By Gary Suarez
It’s rare that a victory lap amounts to much more than gratuitous showboating or preening for your adoring crowd. Yet in 2003, with a planned retirement in his sights, Jay Z went hard in the paint instead of gentle into that good night. The Black Album, which was at the time hailed as his final album, effectively obliterated any and all doubts following his indulgent yet successful The Blueprint 2: The Gift & The Curse. Boasting some of the biggest hip-hop producers of its time —The Neptunes, Timbaland, and Kanye West — the record largely eschewed special guests and put the spotlight firmly on the Brooklyn emcee at what could be considered his creative zenith. With ubiquitous singles like “Dirt Off Your Shoulder” and “99 Problems,” it went triple-platinum in less than two years.

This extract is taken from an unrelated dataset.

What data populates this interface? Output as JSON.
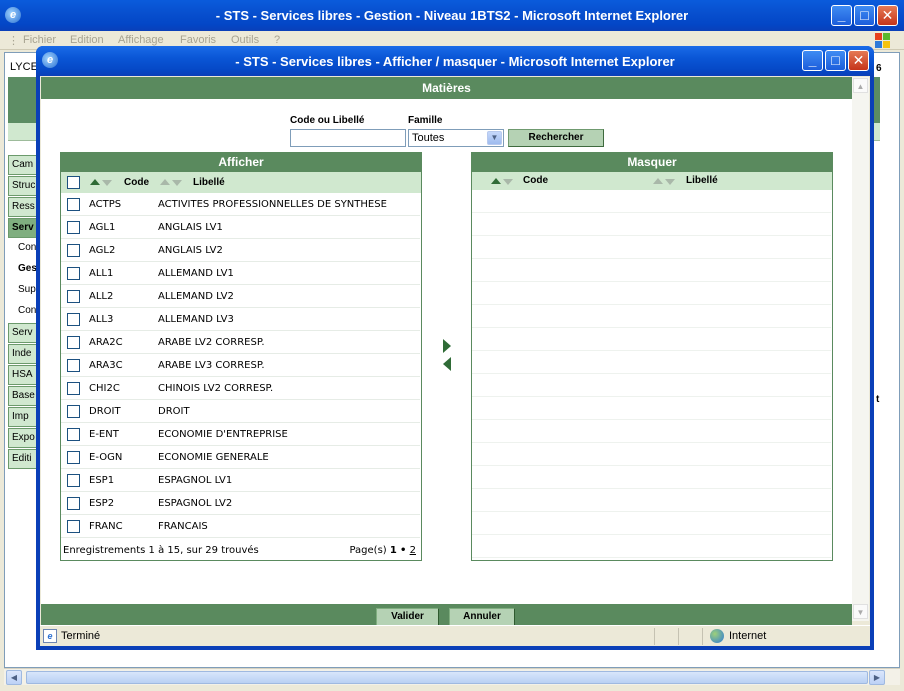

Yet 2003 didn’t exactly belong to Shawn Carter, certainly not prior to The Black Album’s November release. Some nine months earlier, 50 Cent’s highly anticipated Get Rich Or Die Tryin’ debuted with robust first week sales bolstered by hype-generating pre-release hits “In Da Club” and “Wanksta.” Having survived an attempt on his life a couple years earlier, the Queens rapper made a name for himself and his G-Unit crew on the mixtape circuit, securing backing and a seven-figure record deal from heavy hitters Dr. Dre and Eminem. With Get Rich Or Die Tryin’s album’s sales reaching platinum-certified status six times over by year’s end, the wise decision to quickly release G-Unit’s Beg For Mercy album added another two million records to that already astounding tally for a new artist.